Output each entry verbatim. Leave the images out.

• [Information shown]:
= = =
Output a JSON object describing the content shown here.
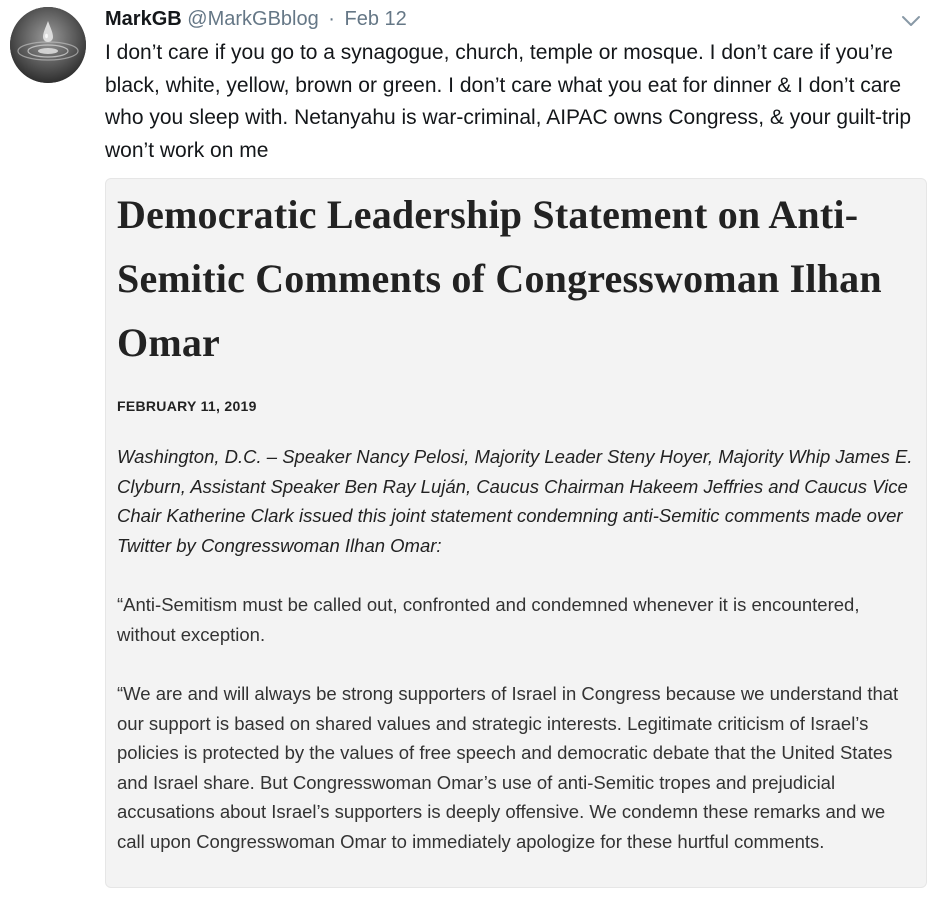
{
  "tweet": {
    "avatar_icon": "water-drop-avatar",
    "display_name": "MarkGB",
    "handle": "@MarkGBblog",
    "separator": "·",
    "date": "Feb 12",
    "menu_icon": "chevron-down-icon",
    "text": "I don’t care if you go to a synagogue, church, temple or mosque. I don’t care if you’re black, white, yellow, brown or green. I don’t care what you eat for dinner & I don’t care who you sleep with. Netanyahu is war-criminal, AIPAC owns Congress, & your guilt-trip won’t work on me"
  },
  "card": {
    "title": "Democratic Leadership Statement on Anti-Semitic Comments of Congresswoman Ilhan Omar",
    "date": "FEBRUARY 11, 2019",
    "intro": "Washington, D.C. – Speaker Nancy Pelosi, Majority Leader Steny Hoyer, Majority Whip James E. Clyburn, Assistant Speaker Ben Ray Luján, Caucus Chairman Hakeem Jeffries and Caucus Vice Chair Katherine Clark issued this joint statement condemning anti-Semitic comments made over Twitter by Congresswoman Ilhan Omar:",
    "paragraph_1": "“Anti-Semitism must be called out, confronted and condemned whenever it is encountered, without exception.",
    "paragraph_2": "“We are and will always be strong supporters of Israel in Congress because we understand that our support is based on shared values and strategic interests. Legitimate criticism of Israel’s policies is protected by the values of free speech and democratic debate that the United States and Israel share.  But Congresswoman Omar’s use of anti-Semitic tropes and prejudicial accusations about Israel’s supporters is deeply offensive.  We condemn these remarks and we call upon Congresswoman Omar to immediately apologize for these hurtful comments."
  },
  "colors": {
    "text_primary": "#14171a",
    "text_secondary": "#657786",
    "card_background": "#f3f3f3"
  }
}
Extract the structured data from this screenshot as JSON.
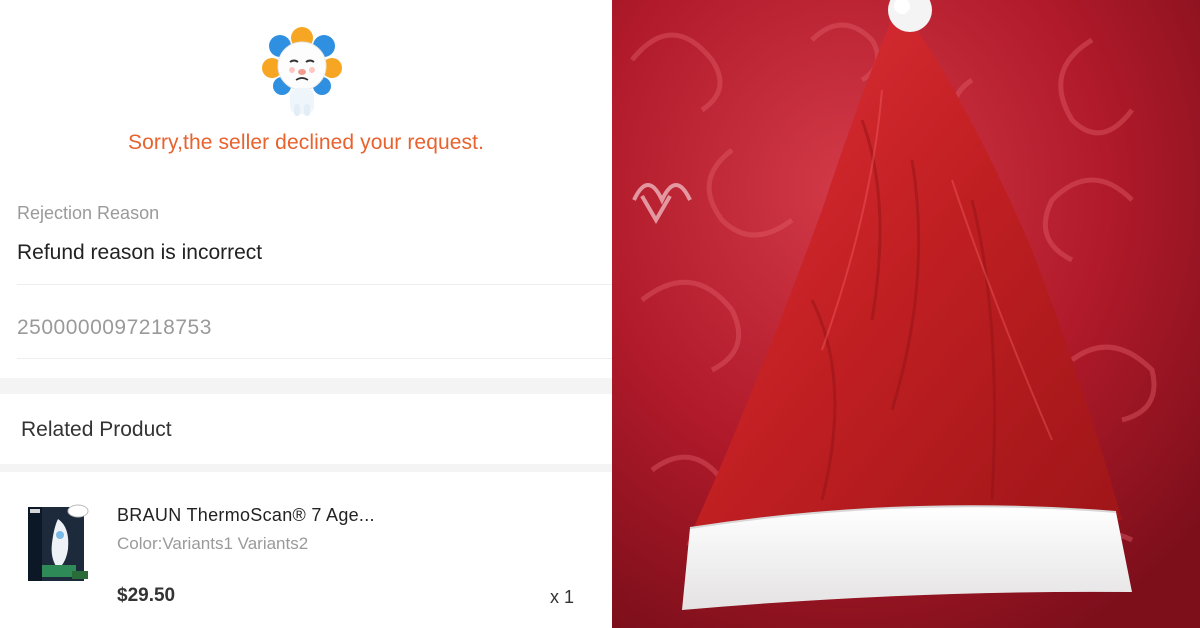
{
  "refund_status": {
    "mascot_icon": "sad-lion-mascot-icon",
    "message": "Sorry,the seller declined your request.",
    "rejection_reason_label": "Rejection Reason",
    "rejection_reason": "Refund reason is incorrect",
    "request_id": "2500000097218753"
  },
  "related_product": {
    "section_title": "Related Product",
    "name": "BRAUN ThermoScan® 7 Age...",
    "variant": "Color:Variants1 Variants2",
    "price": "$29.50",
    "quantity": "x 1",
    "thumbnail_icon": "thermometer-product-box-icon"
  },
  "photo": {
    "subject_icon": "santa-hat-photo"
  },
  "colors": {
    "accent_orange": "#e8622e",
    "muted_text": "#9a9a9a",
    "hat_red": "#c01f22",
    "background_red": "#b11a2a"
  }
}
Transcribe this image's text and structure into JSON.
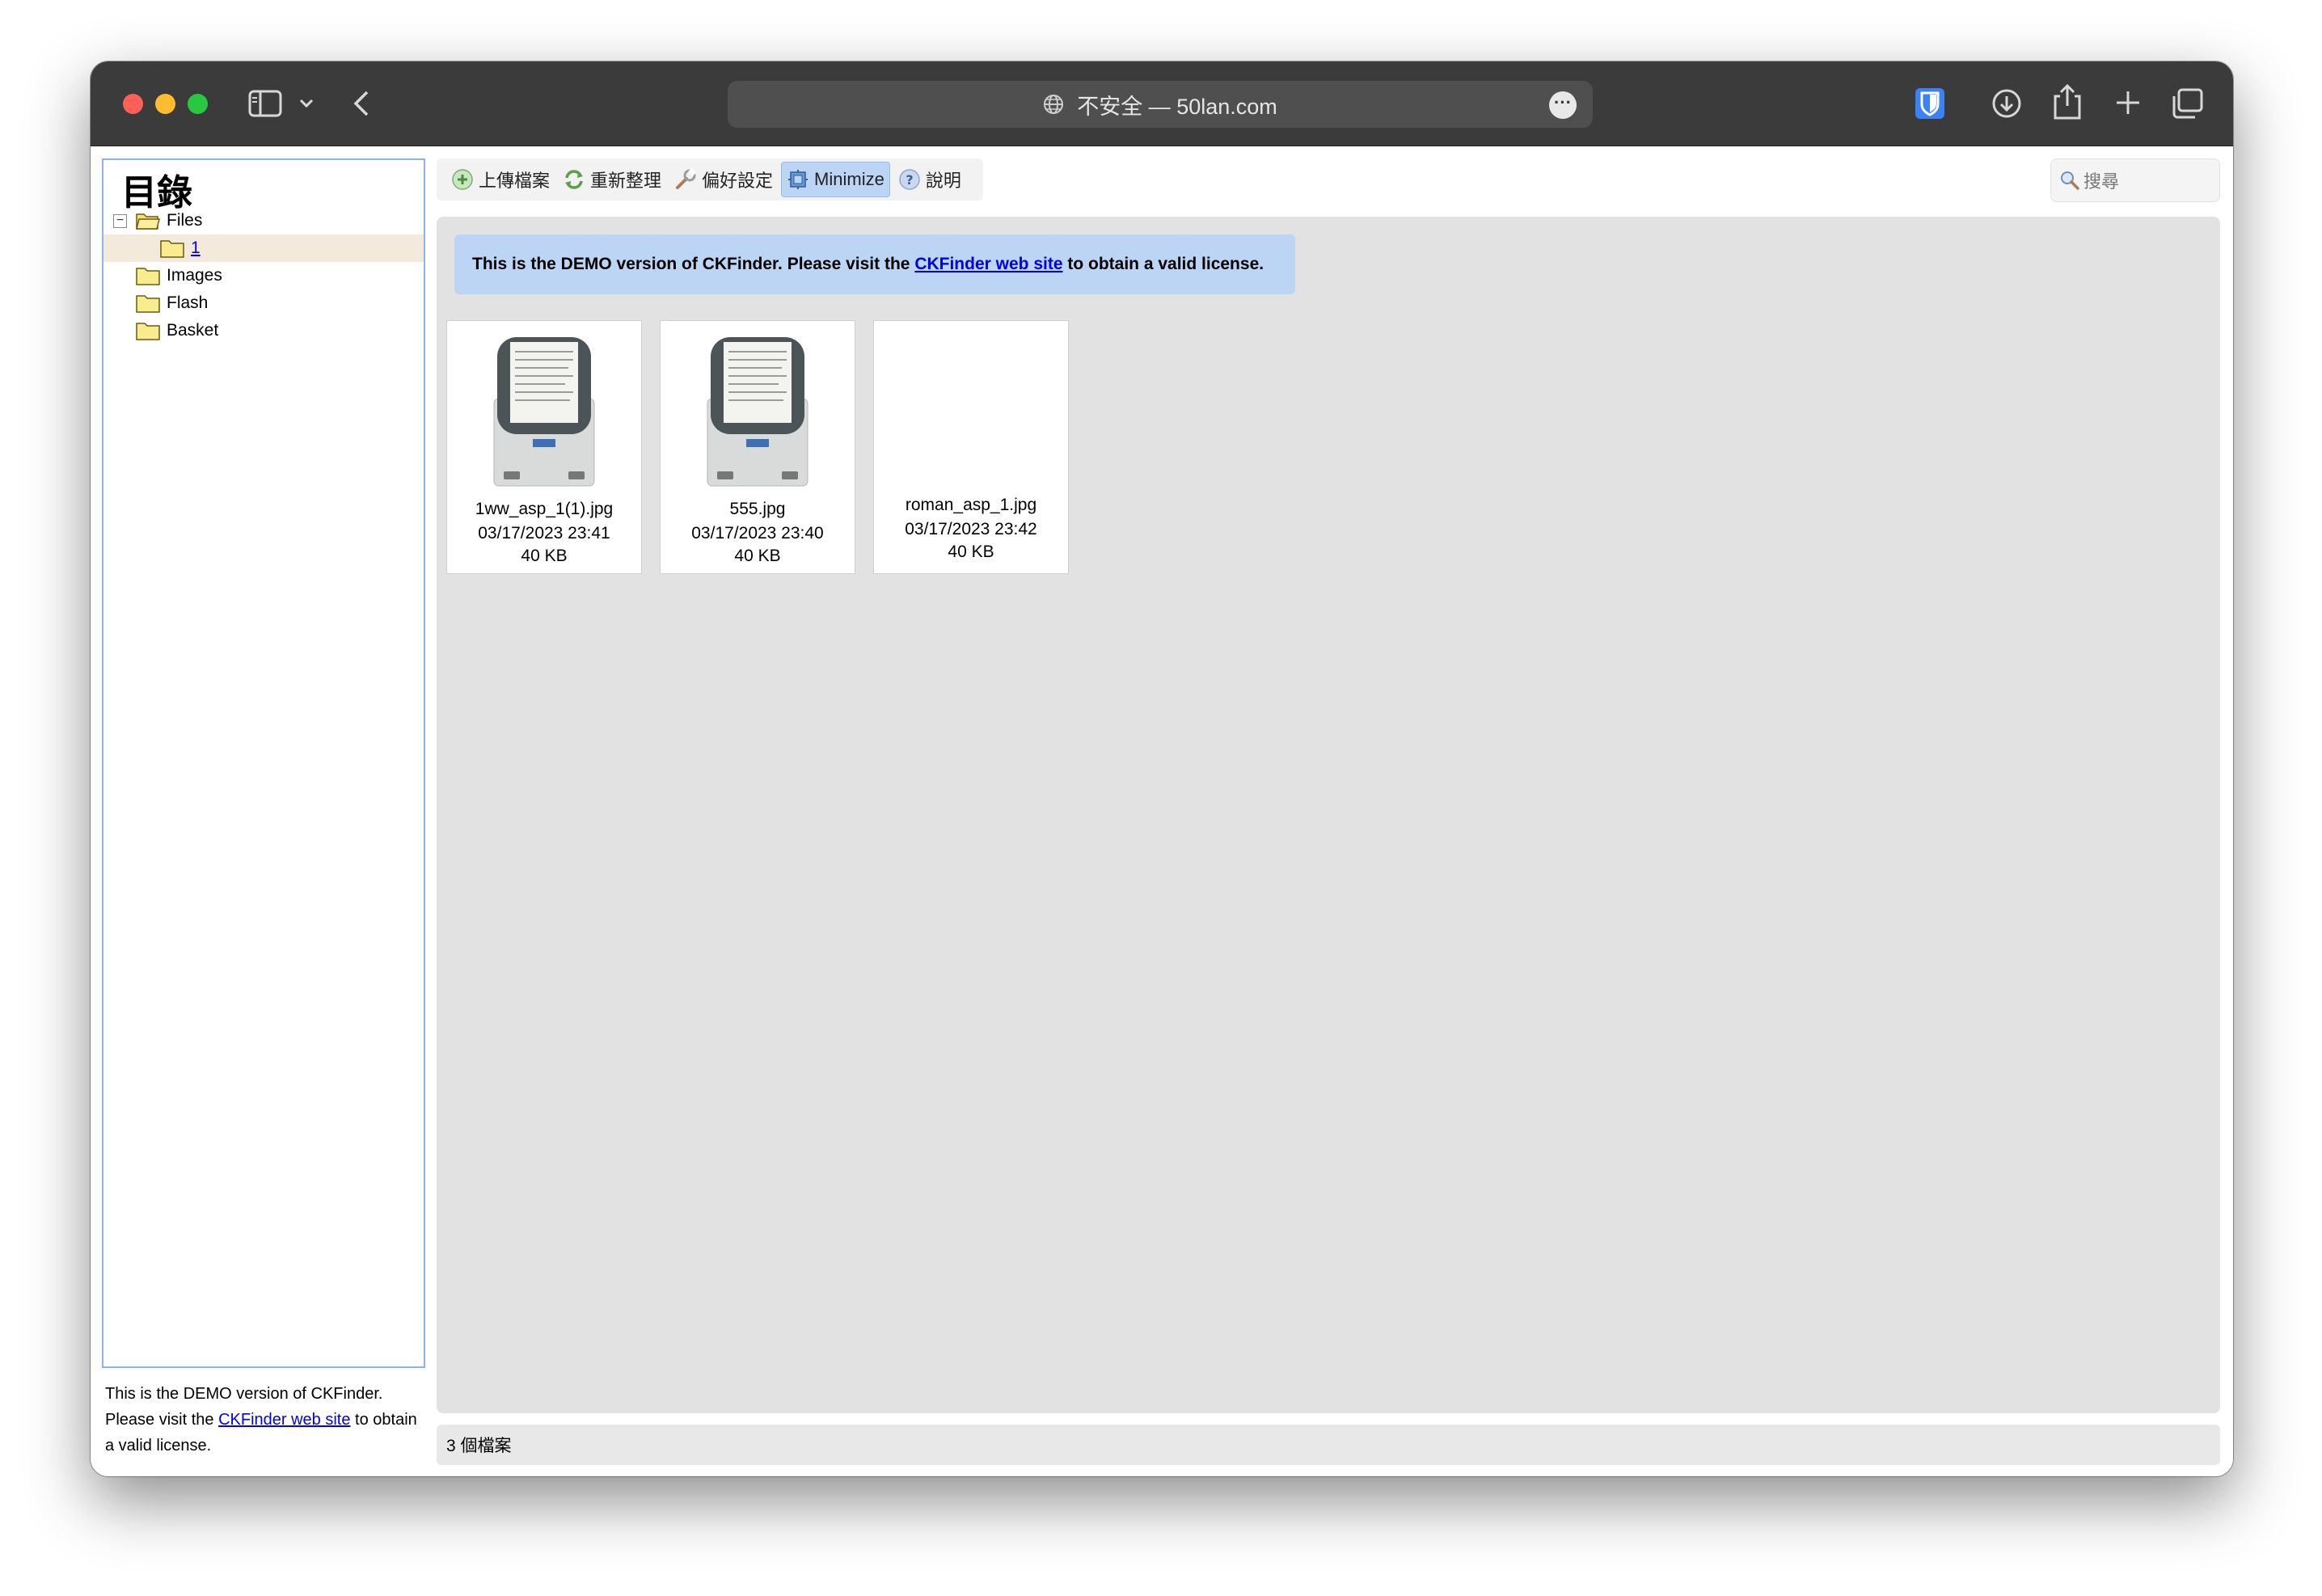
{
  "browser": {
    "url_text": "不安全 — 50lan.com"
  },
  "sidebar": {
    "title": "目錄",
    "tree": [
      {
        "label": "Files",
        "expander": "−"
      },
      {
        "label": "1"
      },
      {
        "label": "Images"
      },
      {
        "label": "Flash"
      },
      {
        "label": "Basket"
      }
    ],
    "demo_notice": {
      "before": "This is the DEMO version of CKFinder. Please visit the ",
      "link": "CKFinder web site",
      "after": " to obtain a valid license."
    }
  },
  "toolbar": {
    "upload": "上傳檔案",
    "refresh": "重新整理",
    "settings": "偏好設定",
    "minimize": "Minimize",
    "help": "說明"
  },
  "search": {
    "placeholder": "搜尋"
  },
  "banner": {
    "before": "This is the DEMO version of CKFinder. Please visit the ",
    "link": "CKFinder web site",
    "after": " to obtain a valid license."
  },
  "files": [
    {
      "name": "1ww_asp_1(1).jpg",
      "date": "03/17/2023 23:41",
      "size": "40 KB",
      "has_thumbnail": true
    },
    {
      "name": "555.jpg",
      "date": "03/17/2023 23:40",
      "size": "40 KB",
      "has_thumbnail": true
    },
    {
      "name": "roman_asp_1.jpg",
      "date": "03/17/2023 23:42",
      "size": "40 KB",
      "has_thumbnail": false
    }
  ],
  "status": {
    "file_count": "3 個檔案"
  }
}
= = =
• [Answer space]:
Output a JSON object describing the content shown here.
{
  "tweet": {
    "avatar_icon": "water-drop-avatar",
    "display_name": "MarkGB",
    "handle": "@MarkGBblog",
    "separator": "·",
    "date": "Feb 12",
    "menu_icon": "chevron-down-icon",
    "text": "I don’t care if you go to a synagogue, church, temple or mosque. I don’t care if you’re black, white, yellow, brown or green. I don’t care what you eat for dinner & I don’t care who you sleep with. Netanyahu is war-criminal, AIPAC owns Congress, & your guilt-trip won’t work on me"
  },
  "card": {
    "title": "Democratic Leadership Statement on Anti-Semitic Comments of Congresswoman Ilhan Omar",
    "date": "FEBRUARY 11, 2019",
    "intro": "Washington, D.C. – Speaker Nancy Pelosi, Majority Leader Steny Hoyer, Majority Whip James E. Clyburn, Assistant Speaker Ben Ray Luján, Caucus Chairman Hakeem Jeffries and Caucus Vice Chair Katherine Clark issued this joint statement condemning anti-Semitic comments made over Twitter by Congresswoman Ilhan Omar:",
    "paragraph_1": "“Anti-Semitism must be called out, confronted and condemned whenever it is encountered, without exception.",
    "paragraph_2": "“We are and will always be strong supporters of Israel in Congress because we understand that our support is based on shared values and strategic interests. Legitimate criticism of Israel’s policies is protected by the values of free speech and democratic debate that the United States and Israel share.  But Congresswoman Omar’s use of anti-Semitic tropes and prejudicial accusations about Israel’s supporters is deeply offensive.  We condemn these remarks and we call upon Congresswoman Omar to immediately apologize for these hurtful comments."
  },
  "colors": {
    "text_primary": "#14171a",
    "text_secondary": "#657786",
    "card_background": "#f3f3f3"
  }
}
Extract the structured data from this screenshot as JSON.
{
  "refund_status": {
    "mascot_icon": "sad-lion-mascot-icon",
    "message": "Sorry,the seller declined your request.",
    "rejection_reason_label": "Rejection Reason",
    "rejection_reason": "Refund reason is incorrect",
    "request_id": "2500000097218753"
  },
  "related_product": {
    "section_title": "Related Product",
    "name": "BRAUN ThermoScan® 7 Age...",
    "variant": "Color:Variants1 Variants2",
    "price": "$29.50",
    "quantity": "x 1",
    "thumbnail_icon": "thermometer-product-box-icon"
  },
  "photo": {
    "subject_icon": "santa-hat-photo"
  },
  "colors": {
    "accent_orange": "#e8622e",
    "muted_text": "#9a9a9a",
    "hat_red": "#c01f22",
    "background_red": "#b11a2a"
  }
}
Transcribe this image's text and structure into JSON.
{
  "browser": {
    "url_text": "不安全 — 50lan.com"
  },
  "sidebar": {
    "title": "目錄",
    "tree": [
      {
        "label": "Files",
        "expander": "−"
      },
      {
        "label": "1"
      },
      {
        "label": "Images"
      },
      {
        "label": "Flash"
      },
      {
        "label": "Basket"
      }
    ],
    "demo_notice": {
      "before": "This is the DEMO version of CKFinder. Please visit the ",
      "link": "CKFinder web site",
      "after": " to obtain a valid license."
    }
  },
  "toolbar": {
    "upload": "上傳檔案",
    "refresh": "重新整理",
    "settings": "偏好設定",
    "minimize": "Minimize",
    "help": "說明"
  },
  "search": {
    "placeholder": "搜尋"
  },
  "banner": {
    "before": "This is the DEMO version of CKFinder. Please visit the ",
    "link": "CKFinder web site",
    "after": " to obtain a valid license."
  },
  "files": [
    {
      "name": "1ww_asp_1(1).jpg",
      "date": "03/17/2023 23:41",
      "size": "40 KB",
      "has_thumbnail": true
    },
    {
      "name": "555.jpg",
      "date": "03/17/2023 23:40",
      "size": "40 KB",
      "has_thumbnail": true
    },
    {
      "name": "roman_asp_1.jpg",
      "date": "03/17/2023 23:42",
      "size": "40 KB",
      "has_thumbnail": false
    }
  ],
  "status": {
    "file_count": "3 個檔案"
  }
}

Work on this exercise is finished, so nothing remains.